Exactly as given, output all the records that follow.

Material for the task
Segment Open

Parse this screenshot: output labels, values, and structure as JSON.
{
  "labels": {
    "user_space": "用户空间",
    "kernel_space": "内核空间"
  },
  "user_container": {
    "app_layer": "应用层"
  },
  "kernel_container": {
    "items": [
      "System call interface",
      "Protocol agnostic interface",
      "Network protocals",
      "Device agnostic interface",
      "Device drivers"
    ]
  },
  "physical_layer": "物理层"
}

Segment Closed

Response
Parse this screenshot: output labels, values, and structure as JSON.
{
  "labels": {
    "user_space": "用户空间",
    "kernel_space": "内核空间"
  },
  "user_container": {
    "app_layer": "应用层"
  },
  "kernel_container": {
    "items": [
      "System call interface",
      "Protocol agnostic interface",
      "Network protocals",
      "Device agnostic interface",
      "Device drivers"
    ]
  },
  "physical_layer": "物理层"
}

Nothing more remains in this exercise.